Vladimir Putin is reportedly reaching out to Greek leaders, trying to affect the outcome of the recent crisis. On Sunday, Greek voters once again defied European leaders and voted against approving new austerity measures.
To obfuscate matters further, Greece seems to be making overtures to the Russian government. With the EU still reeling from Russia’s annexation of Crimea, Greek Prime Minister Alexis Tsipras’s meeting with Russian President Vladimir Putin comes at a very unwelcome time.
A Greek default and economic collapse spells possible disaster for the Eurozone economy and, therefore, for the Russian economy as well. However, the turmoil between Greece and its creditors carries promise for extended Russian influence within the country and the region.
Russia, additionally, maintains interests in Greece as Russia’s new Turkish Stream Pipeline, a natural gas supply line which would strengthen Russia’s stranglehold on European energy, ends in the Greek state.
As the situation develops, the question must be asked: If the Eurozone sees a “Grexit,” to whom will Greece turn? The answer seems painfully clear as the Greek-initiated talks with Russia discussed “several questions on the further development of Russian-Greek cooperation.” The leftist, anti-austerity leadership within Greece has continually exploited this growing relationship as talks with creditors strain.
For now, however, Putin “expressed his support to the people of Greece in overcoming the difficulties facing the country” and hopes the Greeks quickly develop a solution with their creditors.
On the Eurozone side, many contingents have formed, ranging from Spain’s willingness to bailout Greece to Italy’s hardline position that a second Greek bailout proposal “must resolve Greece’s debt crisis once and for all.”
Germany, a major creditor and leader of negotiations, appears to bear the most risk. Consultancy Eurasia Group sated: “If Grexit does occur in these circumstances, Germany will be blamed, something it has always wanted to avoid.”
While the world waits for a new Greek proposal, all sides are mustering their forces to deal with this crisis.
Russia called for a closed session summit of BRICS countries to be held in Russia this week. The countries attending include Brazil, India, China, and South Africa.

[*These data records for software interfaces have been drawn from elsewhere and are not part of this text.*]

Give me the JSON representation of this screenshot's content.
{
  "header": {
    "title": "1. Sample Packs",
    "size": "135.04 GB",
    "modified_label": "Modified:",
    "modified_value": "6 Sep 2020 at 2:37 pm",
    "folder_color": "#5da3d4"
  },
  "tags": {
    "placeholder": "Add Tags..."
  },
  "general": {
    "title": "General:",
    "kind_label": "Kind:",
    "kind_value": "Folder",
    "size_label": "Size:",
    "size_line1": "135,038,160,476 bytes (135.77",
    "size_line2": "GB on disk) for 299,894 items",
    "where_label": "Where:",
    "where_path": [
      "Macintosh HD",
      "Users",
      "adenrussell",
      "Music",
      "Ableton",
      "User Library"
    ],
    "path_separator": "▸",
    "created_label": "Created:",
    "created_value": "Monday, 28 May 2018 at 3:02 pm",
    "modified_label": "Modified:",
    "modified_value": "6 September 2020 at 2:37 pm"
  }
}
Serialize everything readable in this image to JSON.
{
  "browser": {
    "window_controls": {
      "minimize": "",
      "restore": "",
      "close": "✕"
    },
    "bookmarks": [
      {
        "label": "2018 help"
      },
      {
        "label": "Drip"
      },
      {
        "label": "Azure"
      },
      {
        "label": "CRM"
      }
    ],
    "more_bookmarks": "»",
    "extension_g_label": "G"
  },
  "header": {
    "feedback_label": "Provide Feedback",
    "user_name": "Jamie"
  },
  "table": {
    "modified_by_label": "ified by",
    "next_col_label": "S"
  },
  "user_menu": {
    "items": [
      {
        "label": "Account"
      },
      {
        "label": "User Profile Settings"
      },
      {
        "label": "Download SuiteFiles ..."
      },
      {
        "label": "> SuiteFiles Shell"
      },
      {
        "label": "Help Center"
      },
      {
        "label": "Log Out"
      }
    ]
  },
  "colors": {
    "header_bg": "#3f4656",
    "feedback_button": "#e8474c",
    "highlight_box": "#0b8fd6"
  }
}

An emergency summit on Greece will be held on Tuesday after German Chancellor Angela Merkel and French President Francois Hollande develop a cohesive Greek strategy in Paris. At the summit, the European leaders expect a new bailout proposition from Greece.